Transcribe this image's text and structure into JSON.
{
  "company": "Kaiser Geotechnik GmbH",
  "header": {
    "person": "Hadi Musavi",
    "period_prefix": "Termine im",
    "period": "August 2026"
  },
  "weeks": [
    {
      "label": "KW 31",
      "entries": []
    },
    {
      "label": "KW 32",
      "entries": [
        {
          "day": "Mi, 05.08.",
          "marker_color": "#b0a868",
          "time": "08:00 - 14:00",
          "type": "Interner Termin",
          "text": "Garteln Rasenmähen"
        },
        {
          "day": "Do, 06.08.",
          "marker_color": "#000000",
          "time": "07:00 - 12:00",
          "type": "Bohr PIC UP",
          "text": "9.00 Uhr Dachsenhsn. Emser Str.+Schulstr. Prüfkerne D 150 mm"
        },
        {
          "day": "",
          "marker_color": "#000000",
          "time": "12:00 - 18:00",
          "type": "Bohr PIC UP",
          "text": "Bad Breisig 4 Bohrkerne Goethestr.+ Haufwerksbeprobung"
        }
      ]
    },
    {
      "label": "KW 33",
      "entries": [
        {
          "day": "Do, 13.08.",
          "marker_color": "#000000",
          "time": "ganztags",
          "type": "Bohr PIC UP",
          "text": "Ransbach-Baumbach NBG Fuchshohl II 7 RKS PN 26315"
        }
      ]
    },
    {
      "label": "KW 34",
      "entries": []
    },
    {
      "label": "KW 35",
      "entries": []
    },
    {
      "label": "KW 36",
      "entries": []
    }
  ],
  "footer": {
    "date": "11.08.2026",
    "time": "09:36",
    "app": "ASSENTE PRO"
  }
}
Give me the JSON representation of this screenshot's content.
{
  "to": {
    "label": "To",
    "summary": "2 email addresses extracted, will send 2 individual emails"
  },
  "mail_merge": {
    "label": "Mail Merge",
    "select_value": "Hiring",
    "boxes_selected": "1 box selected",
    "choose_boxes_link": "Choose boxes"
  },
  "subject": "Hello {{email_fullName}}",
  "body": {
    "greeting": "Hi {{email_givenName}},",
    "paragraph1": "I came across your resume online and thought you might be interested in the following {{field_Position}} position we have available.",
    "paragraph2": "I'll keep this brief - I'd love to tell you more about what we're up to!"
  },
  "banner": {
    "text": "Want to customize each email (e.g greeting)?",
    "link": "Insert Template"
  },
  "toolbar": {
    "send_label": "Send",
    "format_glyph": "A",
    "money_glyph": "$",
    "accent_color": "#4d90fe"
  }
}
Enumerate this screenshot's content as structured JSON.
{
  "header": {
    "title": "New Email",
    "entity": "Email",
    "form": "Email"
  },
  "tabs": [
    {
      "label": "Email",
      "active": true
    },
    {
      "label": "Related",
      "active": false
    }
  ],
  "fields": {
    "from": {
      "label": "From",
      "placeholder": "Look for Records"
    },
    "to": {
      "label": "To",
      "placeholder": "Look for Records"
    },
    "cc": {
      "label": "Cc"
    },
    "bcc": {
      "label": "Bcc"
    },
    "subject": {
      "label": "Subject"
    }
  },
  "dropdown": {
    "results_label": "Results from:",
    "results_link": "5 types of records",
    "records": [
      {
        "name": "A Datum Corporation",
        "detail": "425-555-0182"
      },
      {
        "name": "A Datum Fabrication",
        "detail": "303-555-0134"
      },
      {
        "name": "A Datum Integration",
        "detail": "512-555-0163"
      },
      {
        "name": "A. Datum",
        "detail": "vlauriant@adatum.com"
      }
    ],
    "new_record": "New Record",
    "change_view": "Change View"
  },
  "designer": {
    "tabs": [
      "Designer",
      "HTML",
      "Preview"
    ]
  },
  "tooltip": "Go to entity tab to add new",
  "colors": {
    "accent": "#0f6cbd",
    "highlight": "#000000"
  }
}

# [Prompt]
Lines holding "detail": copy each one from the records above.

# [Expected output]
        "detail": "425-555-0182"
        "detail": "303-555-0134"
        "detail": "512-555-0163"
        "detail": "vlauriant@adatum.com"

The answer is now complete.